Minor league players make as little as $1,100 per month over the five-month season, paid entirely by their major league affiliate. MLB successfully lobbied Congress to exempt minor leaguers from federal minimum wage laws in 2018. Congress put the “Save America’s Pastime Act” onto page 1,967 of a $1.3 trillion spending bill.

By comparison, the major league minimum is $563,500 next year, and the top players make over $30 million annually.

Manfred became testy when asked why improving minor league salaries was being offered as a defense of the proposal.

“Obviously there is a way to pay people more without reducing the number of franchises,” Manfred said. “I think the question there becomes who should bear all of the costs associated with the player-related improvements that we think need to be made in the minor league system.”

Manfred said discussions between the negotiating committees have been “a little more positive,” but added that “some of the activities that have been undertaken by the leadership of Minor League Baseball have been polarizing in terms of the relationship with the owners.”
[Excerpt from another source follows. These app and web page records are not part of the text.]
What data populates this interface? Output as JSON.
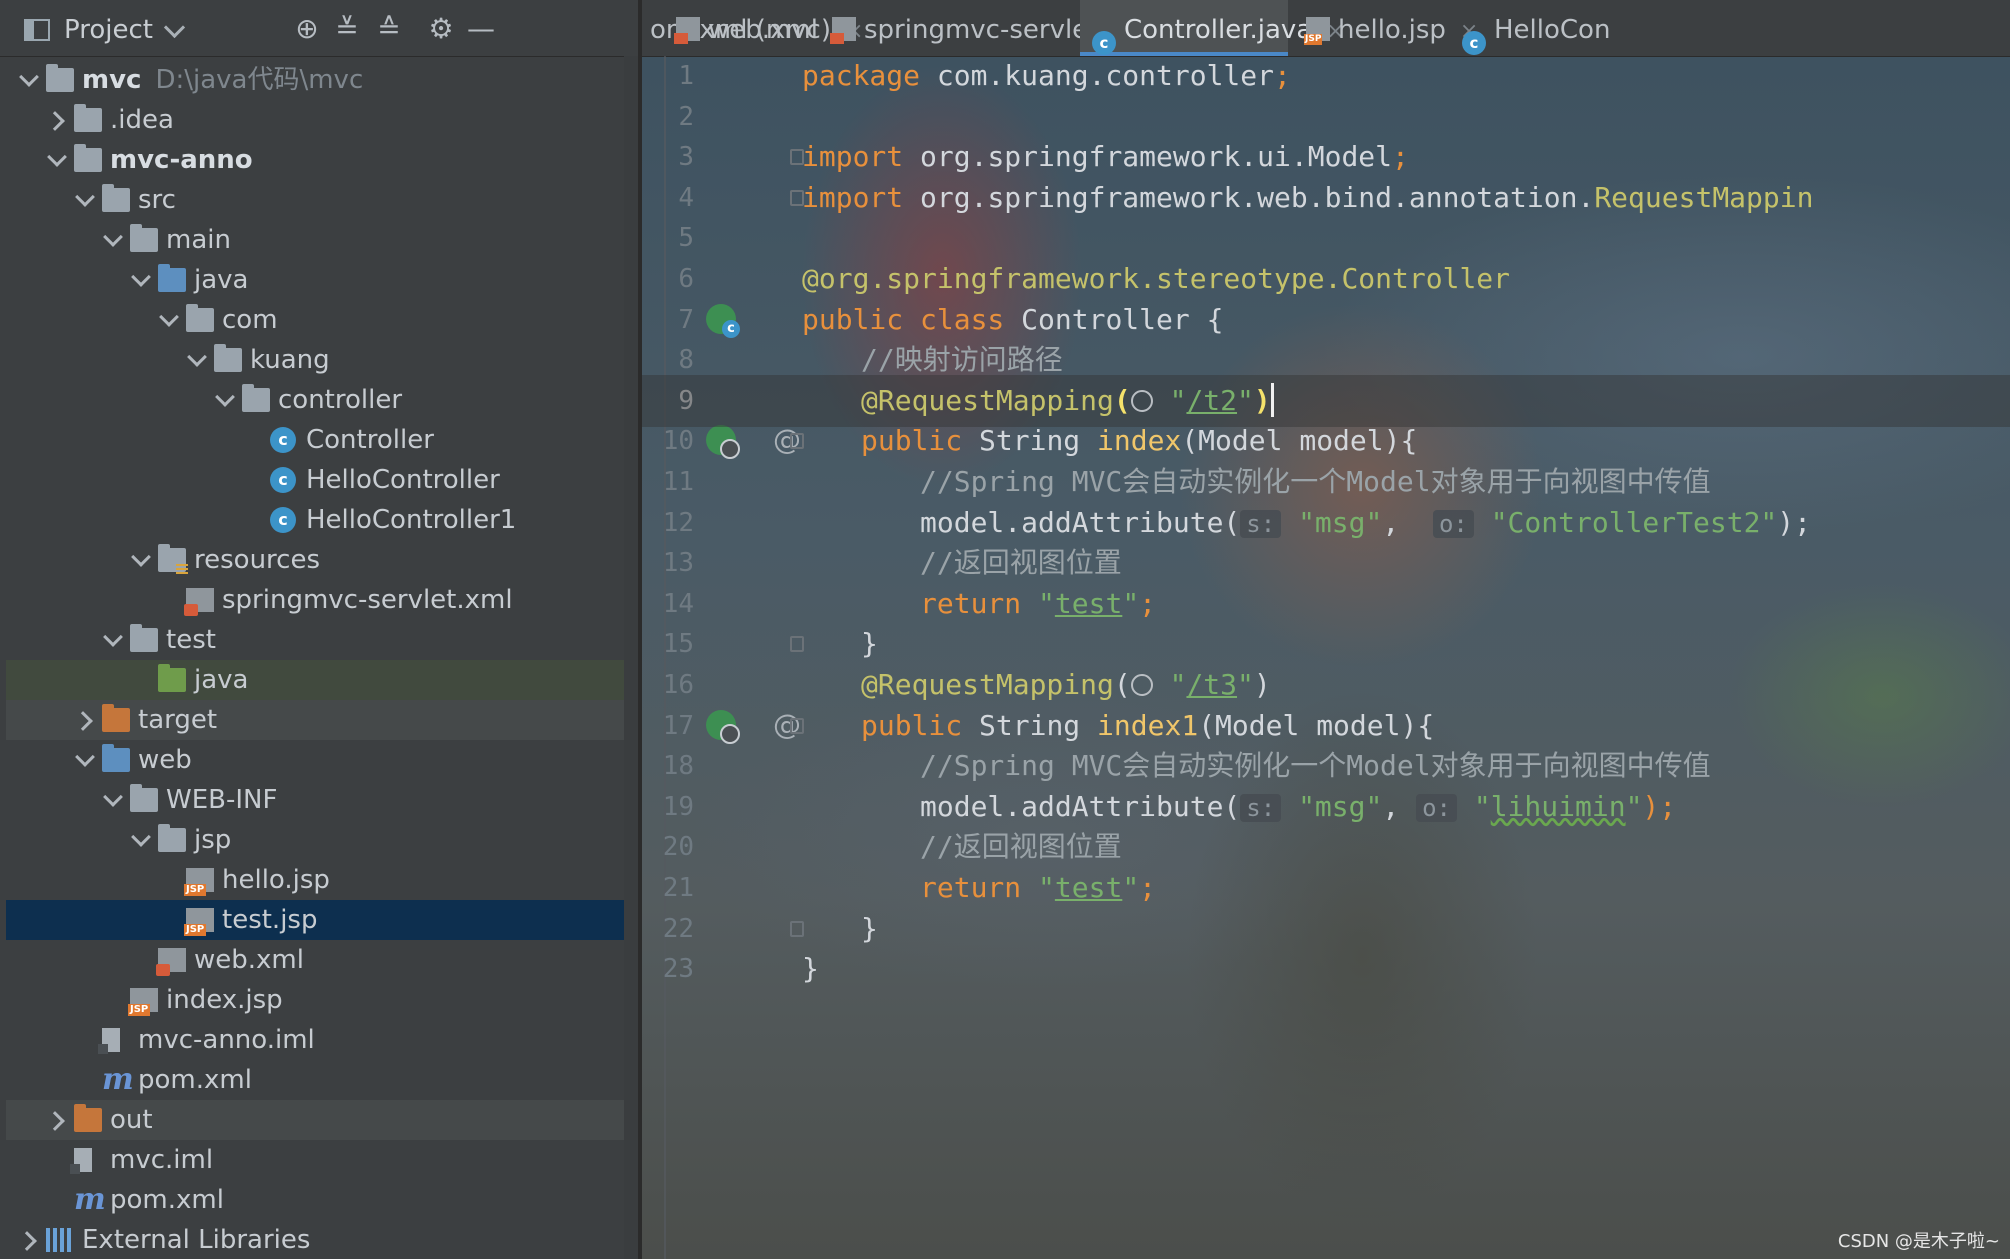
{
  "project_panel": {
    "title": "Project",
    "tools": [
      "locate-icon",
      "expand-all-icon",
      "collapse-all-icon",
      "gear-icon",
      "hide-icon"
    ]
  },
  "tree": [
    {
      "label": "mvc",
      "path": "D:\\java代码\\mvc",
      "depth": 0,
      "arrow": "open",
      "icon": "module-folder-icon",
      "bold": true
    },
    {
      "label": ".idea",
      "depth": 1,
      "arrow": "closed",
      "icon": "folder-icon"
    },
    {
      "label": "mvc-anno",
      "depth": 1,
      "arrow": "open",
      "icon": "module-folder-icon",
      "bold": true
    },
    {
      "label": "src",
      "depth": 2,
      "arrow": "open",
      "icon": "folder-icon"
    },
    {
      "label": "main",
      "depth": 3,
      "arrow": "open",
      "icon": "folder-icon"
    },
    {
      "label": "java",
      "depth": 4,
      "arrow": "open",
      "icon": "source-folder-icon"
    },
    {
      "label": "com",
      "depth": 5,
      "arrow": "open",
      "icon": "package-icon"
    },
    {
      "label": "kuang",
      "depth": 6,
      "arrow": "open",
      "icon": "package-icon"
    },
    {
      "label": "controller",
      "depth": 7,
      "arrow": "open",
      "icon": "package-icon"
    },
    {
      "label": "Controller",
      "depth": 8,
      "icon": "java-class-icon"
    },
    {
      "label": "HelloController",
      "depth": 8,
      "icon": "java-class-icon"
    },
    {
      "label": "HelloController1",
      "depth": 8,
      "icon": "java-class-icon"
    },
    {
      "label": "resources",
      "depth": 4,
      "arrow": "open",
      "icon": "resources-folder-icon"
    },
    {
      "label": "springmvc-servlet.xml",
      "depth": 5,
      "icon": "xml-file-icon"
    },
    {
      "label": "test",
      "depth": 3,
      "arrow": "open",
      "icon": "folder-icon"
    },
    {
      "label": "java",
      "depth": 4,
      "icon": "test-source-folder-icon",
      "highlight": "green"
    },
    {
      "label": "target",
      "depth": 2,
      "arrow": "closed",
      "icon": "excluded-folder-icon",
      "highlight": "gray"
    },
    {
      "label": "web",
      "depth": 2,
      "arrow": "open",
      "icon": "web-folder-icon"
    },
    {
      "label": "WEB-INF",
      "depth": 3,
      "arrow": "open",
      "icon": "folder-icon"
    },
    {
      "label": "jsp",
      "depth": 4,
      "arrow": "open",
      "icon": "folder-icon"
    },
    {
      "label": "hello.jsp",
      "depth": 5,
      "icon": "jsp-file-icon"
    },
    {
      "label": "test.jsp",
      "depth": 5,
      "icon": "jsp-file-icon",
      "selected": true
    },
    {
      "label": "web.xml",
      "depth": 4,
      "icon": "xml-file-icon"
    },
    {
      "label": "index.jsp",
      "depth": 3,
      "icon": "jsp-file-icon"
    },
    {
      "label": "mvc-anno.iml",
      "depth": 2,
      "icon": "iml-file-icon"
    },
    {
      "label": "pom.xml",
      "depth": 2,
      "icon": "maven-icon"
    },
    {
      "label": "out",
      "depth": 1,
      "arrow": "closed",
      "icon": "excluded-folder-icon",
      "highlight": "gray"
    },
    {
      "label": "mvc.iml",
      "depth": 1,
      "icon": "iml-file-icon"
    },
    {
      "label": "pom.xml",
      "depth": 1,
      "icon": "maven-icon"
    },
    {
      "label": "External Libraries",
      "depth": 0,
      "arrow": "closed",
      "icon": "library-icon"
    }
  ],
  "tabs": [
    {
      "label": "om.xml (mvc)",
      "icon": "",
      "active": false
    },
    {
      "label": "web.xml",
      "icon": "xml",
      "active": false
    },
    {
      "label": "springmvc-servlet.xml",
      "icon": "xml",
      "active": false
    },
    {
      "label": "Controller.java",
      "icon": "cls",
      "active": true
    },
    {
      "label": "hello.jsp",
      "icon": "jsp",
      "active": false
    },
    {
      "label": "HelloCon",
      "icon": "cls",
      "active": false
    }
  ],
  "editor": {
    "current_line": 9,
    "lines": [
      {
        "n": 1,
        "indent": 0,
        "tokens": [
          [
            "kw",
            "package "
          ],
          [
            "t",
            "com.kuang.controller"
          ],
          [
            "kw",
            ";"
          ]
        ]
      },
      {
        "n": 2,
        "indent": 0,
        "tokens": []
      },
      {
        "n": 3,
        "indent": 0,
        "tokens": [
          [
            "kw",
            "import "
          ],
          [
            "t",
            "org.springframework.ui.Model"
          ],
          [
            "kw",
            ";"
          ]
        ]
      },
      {
        "n": 4,
        "indent": 0,
        "tokens": [
          [
            "kw",
            "import "
          ],
          [
            "t",
            "org.springframework.web.bind.annotation."
          ],
          [
            "ann",
            "RequestMappin"
          ]
        ]
      },
      {
        "n": 5,
        "indent": 0,
        "tokens": []
      },
      {
        "n": 6,
        "indent": 0,
        "tokens": [
          [
            "ann",
            "@org.springframework.stereotype."
          ],
          [
            "ann",
            "Controller"
          ]
        ]
      },
      {
        "n": 7,
        "indent": 0,
        "tokens": [
          [
            "kw",
            "public class "
          ],
          [
            "t",
            "Controller {"
          ]
        ]
      },
      {
        "n": 8,
        "indent": 1,
        "tokens": [
          [
            "cmt",
            "//映射访问路径"
          ]
        ]
      },
      {
        "n": 9,
        "indent": 1,
        "tokens": [
          [
            "ann",
            "@RequestMapping"
          ],
          [
            "br",
            "("
          ],
          [
            "globe",
            ""
          ],
          [
            "t",
            " "
          ],
          [
            "str",
            "\""
          ],
          [
            "strl",
            "/t2"
          ],
          [
            "str",
            "\""
          ],
          [
            "br",
            ")"
          ],
          [
            "caret",
            ""
          ]
        ]
      },
      {
        "n": 10,
        "indent": 1,
        "tokens": [
          [
            "kw",
            "public "
          ],
          [
            "t",
            "String "
          ],
          [
            "fn",
            "index"
          ],
          [
            "t",
            "(Model model){"
          ]
        ]
      },
      {
        "n": 11,
        "indent": 2,
        "tokens": [
          [
            "cmt",
            "//Spring MVC会自动实例化一个Model对象用于向视图中传值"
          ]
        ]
      },
      {
        "n": 12,
        "indent": 2,
        "tokens": [
          [
            "t",
            "model.addAttribute("
          ],
          [
            "hint",
            "s:"
          ],
          [
            "t",
            " "
          ],
          [
            "str",
            "\"msg\""
          ],
          [
            "t",
            ",  "
          ],
          [
            "hint",
            "o:"
          ],
          [
            "t",
            " "
          ],
          [
            "str",
            "\"ControllerTest2\""
          ],
          [
            "t",
            ");"
          ]
        ]
      },
      {
        "n": 13,
        "indent": 2,
        "tokens": [
          [
            "cmt",
            "//返回视图位置"
          ]
        ]
      },
      {
        "n": 14,
        "indent": 2,
        "tokens": [
          [
            "kw",
            "return "
          ],
          [
            "str",
            "\""
          ],
          [
            "strl",
            "test"
          ],
          [
            "str",
            "\""
          ],
          [
            "kw",
            ";"
          ]
        ]
      },
      {
        "n": 15,
        "indent": 1,
        "tokens": [
          [
            "t",
            "}"
          ]
        ]
      },
      {
        "n": 16,
        "indent": 1,
        "tokens": [
          [
            "ann",
            "@RequestMapping"
          ],
          [
            "t",
            "("
          ],
          [
            "globe",
            ""
          ],
          [
            "t",
            " "
          ],
          [
            "str",
            "\""
          ],
          [
            "strl",
            "/t3"
          ],
          [
            "str",
            "\""
          ],
          [
            "t",
            ")"
          ]
        ]
      },
      {
        "n": 17,
        "indent": 1,
        "tokens": [
          [
            "kw",
            "public "
          ],
          [
            "t",
            "String "
          ],
          [
            "fn",
            "index1"
          ],
          [
            "t",
            "(Model model){"
          ]
        ]
      },
      {
        "n": 18,
        "indent": 2,
        "tokens": [
          [
            "cmt",
            "//Spring MVC会自动实例化一个Model对象用于向视图中传值"
          ]
        ]
      },
      {
        "n": 19,
        "indent": 2,
        "tokens": [
          [
            "t",
            "model.addAttribute("
          ],
          [
            "hint",
            "s:"
          ],
          [
            "t",
            " "
          ],
          [
            "str",
            "\"msg\""
          ],
          [
            "t",
            ", "
          ],
          [
            "hint",
            "o:"
          ],
          [
            "t",
            " "
          ],
          [
            "str",
            "\""
          ],
          [
            "sq",
            "lihuimin"
          ],
          [
            "str",
            "\""
          ],
          [
            "kw",
            ");"
          ]
        ]
      },
      {
        "n": 20,
        "indent": 2,
        "tokens": [
          [
            "cmt",
            "//返回视图位置"
          ]
        ]
      },
      {
        "n": 21,
        "indent": 2,
        "tokens": [
          [
            "kw",
            "return "
          ],
          [
            "str",
            "\""
          ],
          [
            "strl",
            "test"
          ],
          [
            "str",
            "\""
          ],
          [
            "kw",
            ";"
          ]
        ]
      },
      {
        "n": 22,
        "indent": 1,
        "tokens": [
          [
            "t",
            "}"
          ]
        ]
      },
      {
        "n": 23,
        "indent": 0,
        "tokens": [
          [
            "t",
            "}"
          ]
        ]
      }
    ],
    "gutter_icons": [
      {
        "line": 7,
        "kind": "bean",
        "name": "spring-bean-icon"
      },
      {
        "line": 10,
        "kind": "web",
        "name": "request-mapping-icon"
      },
      {
        "line": 10,
        "kind": "at",
        "name": "at-annotation-icon"
      },
      {
        "line": 17,
        "kind": "web",
        "name": "request-mapping-icon"
      },
      {
        "line": 17,
        "kind": "at",
        "name": "at-annotation-icon"
      }
    ],
    "fold_marks": [
      3,
      4,
      10,
      15,
      17,
      22
    ]
  },
  "watermark": "CSDN @是木子啦~",
  "colors": {
    "accent": "#4a88c7",
    "selection": "#0d2f4f",
    "keyword": "#e8903c",
    "annotation": "#c5c26a",
    "string": "#79b06b"
  }
}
Four members of Congress formed a Save Minor League Baseball Task Force, and O’Conner has met with them. He has also been outspoken in his criticism of MLB’s proposal.

“It seems to me that minor league baseball’s future is under an existential threat as we negotiate this next baseball agreement,” he told executives in his speech this week, according to ESPN.

“I think they’ve done damage to the relationship with Major League Baseball,” Manfred said. “And I’m hopeful that we will be able to work through that damage in the negotiating room and reach a new agreement.

“You know, when people publicly attack a long-time partner after they’ve committed to confidentiality in the negotiating process, usually people don’t feel so good about that.”